Is the Brick-and-Mortar Retail Store Dead?

In 2000, e-commerce retail sales were less than $5 billion and department stores sales were nearly $60 billion; a mere 16 years later, e-commerce sales are over $100 billion and department store sales are less than $40 billion!

Excursions to the local shopping mall with friends and family might soon be a thing of the past, along with the drug store soda fountain and the corner candy store.  So, have we become a society of agoraphobic (avoidance of open public places) consumers who just want to sit at home and shop on their smart phones, iPads or computers? If this were true, the continual surge of the restaurant industry would not be happening.

In 1955, we spent only 25% of our food budget dining out, but today we spend 48%. Since 2000, the restaurant industry sales have more than doubled. 90% of us say we enjoy going to a restaurant, but 40% state it is an essential part of our lifestyle!

When we have a good experience at a restaurant, we are pleasantly greeted, engaged and pampered. All of our senses are stimulated, from the décor to the aromas escaping from the kitchen to the soft music in the background to the texture of the bread to the delightful food and wine. Who wouldn’t enjoy this type of experience as a part of one’s lifestyle?

Think back to your last experience at a brick-and-mortar retail store.  More than likely, you walked in and were either not greeted or greeted in a very rote manner.

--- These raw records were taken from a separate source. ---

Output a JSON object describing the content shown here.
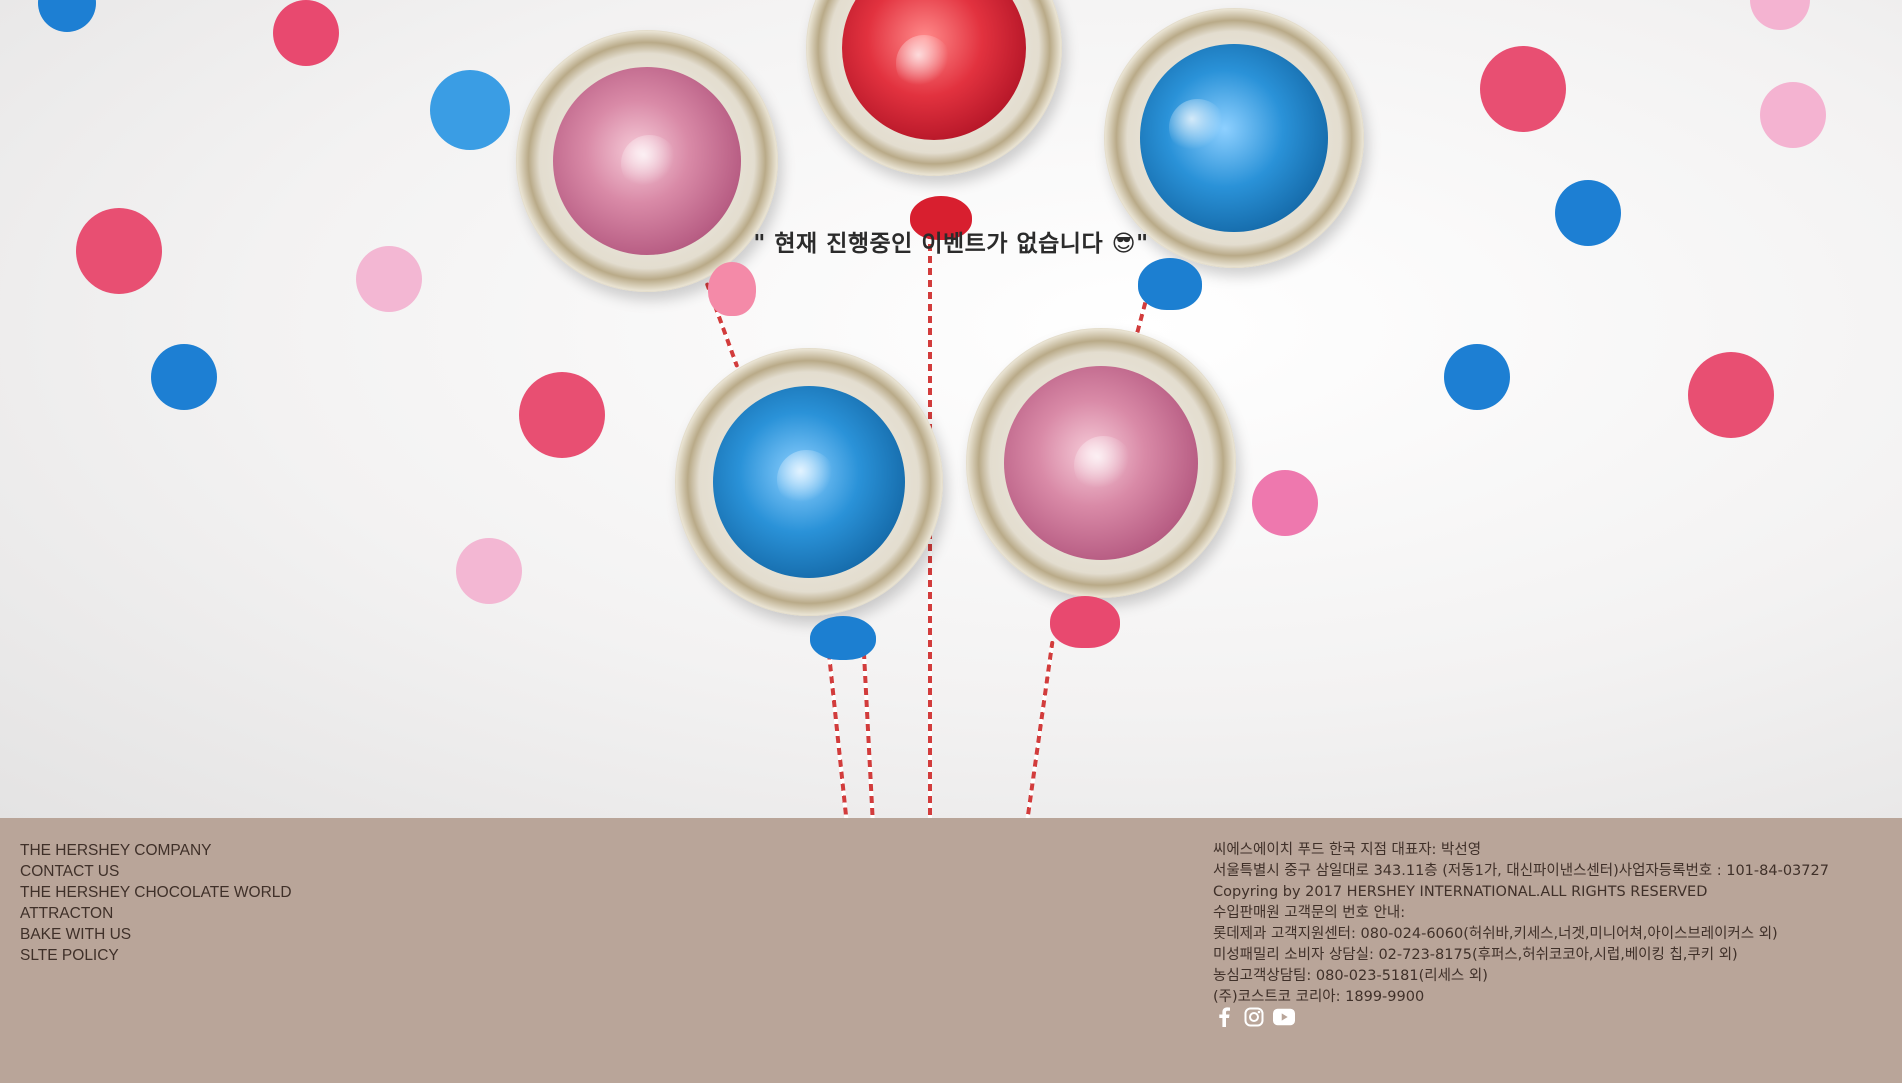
{
  "hero": {
    "message": "\" 현재 진행중인 이벤트가 없습니다 😎\"",
    "image_icon": "kisses-jars-balloons-image"
  },
  "footer": {
    "links": [
      "THE HERSHEY COMPANY",
      "CONTACT US",
      "THE HERSHEY CHOCOLATE WORLD",
      "ATTRACTON",
      "BAKE WITH US",
      "SLTE POLICY"
    ],
    "info": [
      "씨에스에이치 푸드 한국 지점 대표자: 박선영",
      "서울특별시 중구 삼일대로 343.11층 (저동1가, 대신파이낸스센터)사업자등록번호 : 101-84-03727",
      "Copyring by 2017 HERSHEY INTERNATIONAL.ALL RIGHTS RESERVED",
      "수입판매원 고객문의 번호 안내:",
      "롯데제과 고객지원센터: 080-024-6060(허쉬바,키세스,너겟,미니어쳐,아이스브레이커스 외)",
      "미성패밀리 소비자 상담실: 02-723-8175(후퍼스,허쉬코코아,시럽,베이킹 칩,쿠키 외)",
      "농심고객상담팀: 080-023-5181(리세스 외)",
      "(주)코스트코 코리아: 1899-9900"
    ],
    "social": [
      "facebook-icon",
      "instagram-icon",
      "youtube-icon"
    ]
  },
  "colors": {
    "footer_bg": "#b9a599",
    "footer_text": "#3f3029",
    "dot_pink": "#e8496f",
    "dot_light_pink": "#f4b3d1",
    "dot_blue": "#1d7fd3"
  }
}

Then, the clerk may have had the minimal training to complete your transaction, but did not have any role modeling to engage you in meaningful conversation.

No wonder we have rushed to the Internet for our retail needs. We are certainty not engaged or pampered like we are in a good restaurant. Retailers might say, “Well, you are comparing apples to oranges. The retail industry is so much different than restaurant business.”

Hummmm…okay, let’s compare apples to apples…that is, Apple Computer retail stores. Apple opened its first two stores May19, 2001. Today, there are over 300 Apple stores worldwide. The US national average annual mall store sales per square foot is $341; the top 20 retailers average $787; the number two retailer, Tiffany & Co. Jewelry, stores average is $2951; and the number 1 retailer, Apple, is at $5546 per square foot!

How does Apple do it? They have taken the lesson from the great restaurant experience. Your first sensory encounter is the décor. It does not look or feel like the typical retail establishment. Brightly lit, white display counters allow for hands-on demonstrations with all products.

At every Apple store, you are greeted by an enthusiastic employee whose sole purpose is guide you to where you want or need to go and introduce you to the proper sales associate. Your sales associate is thoroughly trained in the culture of the Apple organization as well as in the product specifications. They deploy a systematic engagement process – APPLE: Approach-Probe-Present-Listen-End.

Apple even understands the importance of your tactile sense.  They take great pride in the ascetics of the packaging because they want you to have the experience of unveiling your new product. Lastly, there are no cash registers and no boxes of products lying around the store. Sales associates complete each transaction on their iPads, print the receipt and retrieve your product(s) from the back room. If only they served Italian bread with olive oil and wine…then the experience would be complete! But, then, I AM ITALIAN!

Apple has bucked the trend of brick-and-mortar retail in one of the most competitive industries – personal computers. They are a prime example of a company that produces their own “show” while embracing a customer-centric culture.

Key Learning from Apple: Make your customers’ experiences special and they will line up to come to your brick-and-mortar location!